In Canada, immigration policies are much more liberal than they are in the United States, says Extendicare’s Tim Lukenda. “We have very multicultural, ethnic populations in pockets throughout Canada,” he says. So Extendicare aligns its operations to suit different cultural needs, whether they be Chinese or other populations that it caters to. This comes through in the menus, with services and programming.

In China, the emphasis is on traditions.

“We try to deliver an international standard service, but we do so with a respect for Chinese traditions,” says Nate McLemore of Cascade Healthcare. The menu and the way facilities decorate are certainly geared toward the Chinese audience.

The decision a family makes about moving into a facility has much to do with what almost everyone cares about when they are in a center, he says. Elders want to have a community and have some activities and know that they’re being cared for ethically. “But food is super important,” he says. “If you don’t get the food right, people are really unhappy.

Sue Coppola“If you think about those all being attributes of the elders in the U.S., that similarity is pretty remarkable.”
In England, preserving teatime is critical. It’s a very important part of residents’ lives at Sunrise. “Activities, the way you establish all of your recreational programs, you do not interfere with teatime,” says Sue Coppola of Sunrise Senior Living.

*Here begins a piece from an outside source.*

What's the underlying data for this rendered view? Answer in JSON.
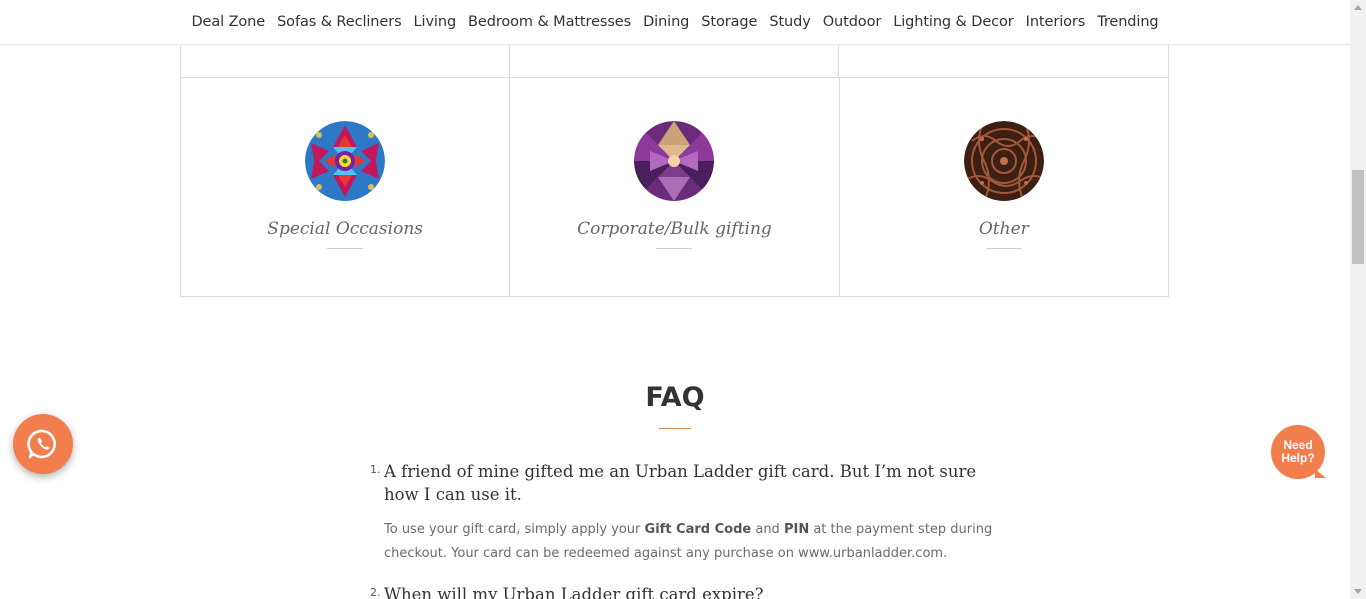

Sunrise’s dining services coordinators take special pride in providing optimized meals and special items that are representative of the residents living in the community. “So, if you’re in a community in Boston, maybe the chef is incorporating a lobster roll, whereas in California the residents may really want a fresh salad with shrimp for lunch,” says Coppola. “In England, they want their meat with bits of fish. It’s so important for them.”

Another cultural difference is how people like to spend their time, varied by culture. Sunrise’s recreational and activities programs are centered around resident choice and cultural differences. “Holistically, you’re talking about clinical care, programming, dining—this all makes up their personalized experience,” Coppola says.

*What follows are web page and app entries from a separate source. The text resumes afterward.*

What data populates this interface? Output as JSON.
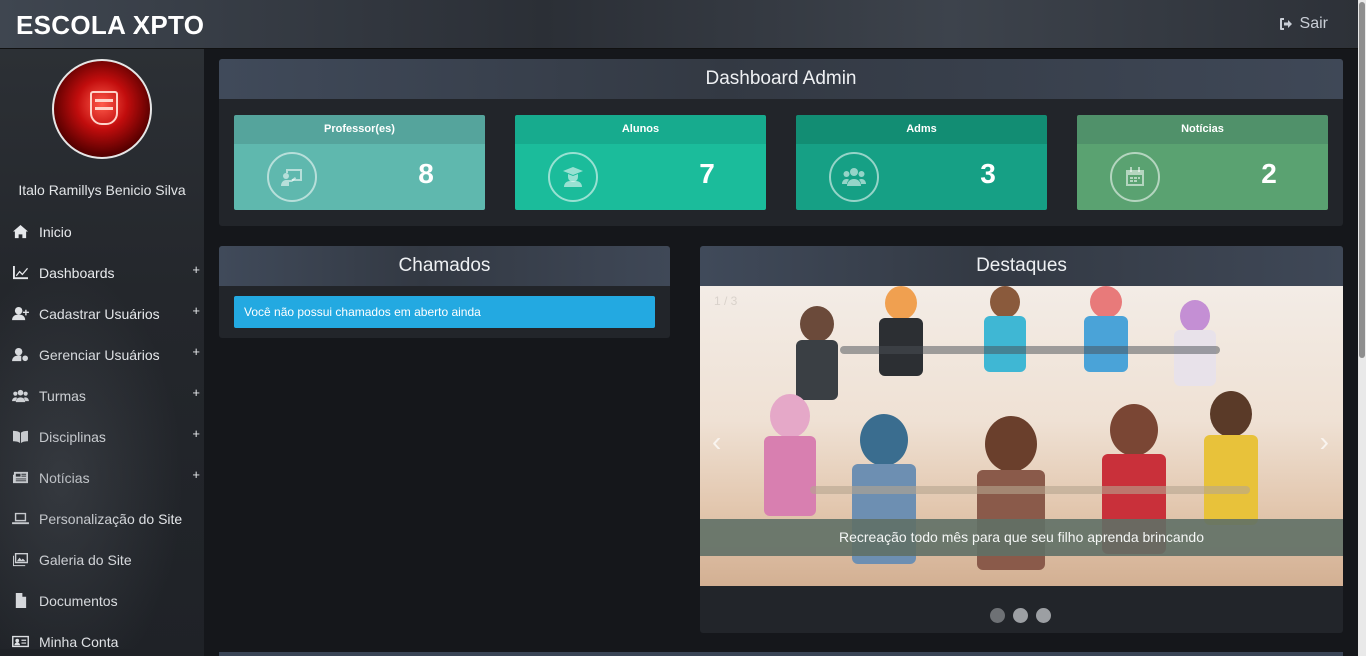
{
  "header": {
    "brand": "ESCOLA XPTO",
    "logout_label": "Sair"
  },
  "user": {
    "name": "Italo Ramillys Benicio Silva"
  },
  "sidebar": {
    "items": [
      {
        "label": "Inicio",
        "icon": "home-icon",
        "expandable": false
      },
      {
        "label": "Dashboards",
        "icon": "chart-line-icon",
        "expandable": true
      },
      {
        "label": "Cadastrar Usuários",
        "icon": "user-plus-icon",
        "expandable": true
      },
      {
        "label": "Gerenciar Usuários",
        "icon": "user-cog-icon",
        "expandable": true
      },
      {
        "label": "Turmas",
        "icon": "users-icon",
        "expandable": true
      },
      {
        "label": "Disciplinas",
        "icon": "book-open-icon",
        "expandable": true
      },
      {
        "label": "Notícias",
        "icon": "newspaper-icon",
        "expandable": true
      },
      {
        "label": "Personalização do Site",
        "icon": "laptop-icon",
        "expandable": false
      },
      {
        "label": "Galeria do Site",
        "icon": "images-icon",
        "expandable": false
      },
      {
        "label": "Documentos",
        "icon": "file-icon",
        "expandable": false
      },
      {
        "label": "Minha Conta",
        "icon": "id-card-icon",
        "expandable": false
      }
    ],
    "expand_glyph": "+"
  },
  "dashboard": {
    "title": "Dashboard Admin",
    "cards": [
      {
        "title": "Professor(es)",
        "count": "8",
        "icon": "chalkboard-teacher-icon",
        "color": "#5fb8ae"
      },
      {
        "title": "Alunos",
        "count": "7",
        "icon": "user-graduate-icon",
        "color": "#1bbc9b"
      },
      {
        "title": "Adms",
        "count": "3",
        "icon": "users-icon",
        "color": "#16a085"
      },
      {
        "title": "Notícias",
        "count": "2",
        "icon": "calendar-icon",
        "color": "#5aa271"
      }
    ]
  },
  "chamados": {
    "title": "Chamados",
    "alert": "Você não possui chamados em aberto ainda",
    "alert_color": "#23a9e1"
  },
  "destaques": {
    "title": "Destaques",
    "counter": "1 / 3",
    "caption": "Recreação todo mês para que seu filho aprenda brincando",
    "prev": "‹",
    "next": "›",
    "slide_count": 3,
    "active_slide": 1
  }
}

Most team members are local to the community. They, too, can offer that local knowledge and give a helping hand in preserving culture. “They all go together,” she says. “The happier the person, the better their well-being.”